Darwin as a geologist in Africa â€“ dispelling the myths and unravelling a confused knot

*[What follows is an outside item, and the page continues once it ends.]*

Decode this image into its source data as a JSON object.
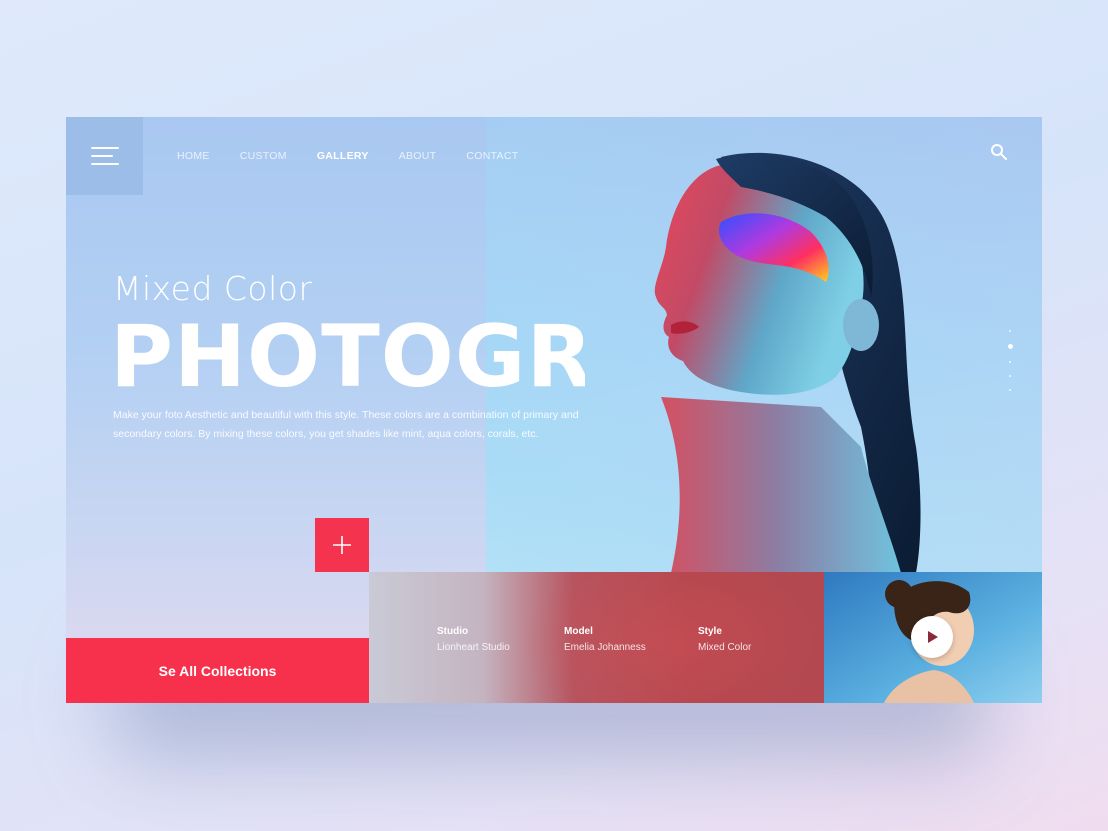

Two myths persist concerning the role played by Charles Darwin as a geologist in AfricaÂ during his epic voyage around the world (1831â€“1836). The first myth is that Darwin was aÂ completely self-taught geologist, with no formal training. The second myth is that it wasÂ Darwin who finally solved the problem of the graniteâ€“schist contact at the famous Sea PointÂ coastal exposures in Cape Town, after deliberately setting out to prove his predecessorsÂ wrong. These myths are challenged by the now ample evidence that Darwin had excellentÂ help in his geological education from the likes of Robert Jameson, John Henslow and AdamÂ Sedgwick. The story of Darwin and his predecessors at the Sea Point granite contact hasÂ become confused, and even conflated, with previous descriptions by Basil Hall (1813) andÂ Clark Abel (1818). Here, the historical record is unravelled and set straight, and it is shownÂ from the evidence of his notebooks that Darwin was quite unaware of the outcrops in CapeÂ Town. His erudite account of the contact was a result of the 8 years spent in writing andÂ correspondence after his return to England and not because of his brilliant insights on theÂ outcrop, as the myth would have it. While there has been little to indicate Darwinâ€™s landfallsÂ in Africa, a new plaque now explains the geology of the Sea Point Contact, and includes aÂ drawing of Darwinâ€™s ship, the Beagle, and quotes from his work.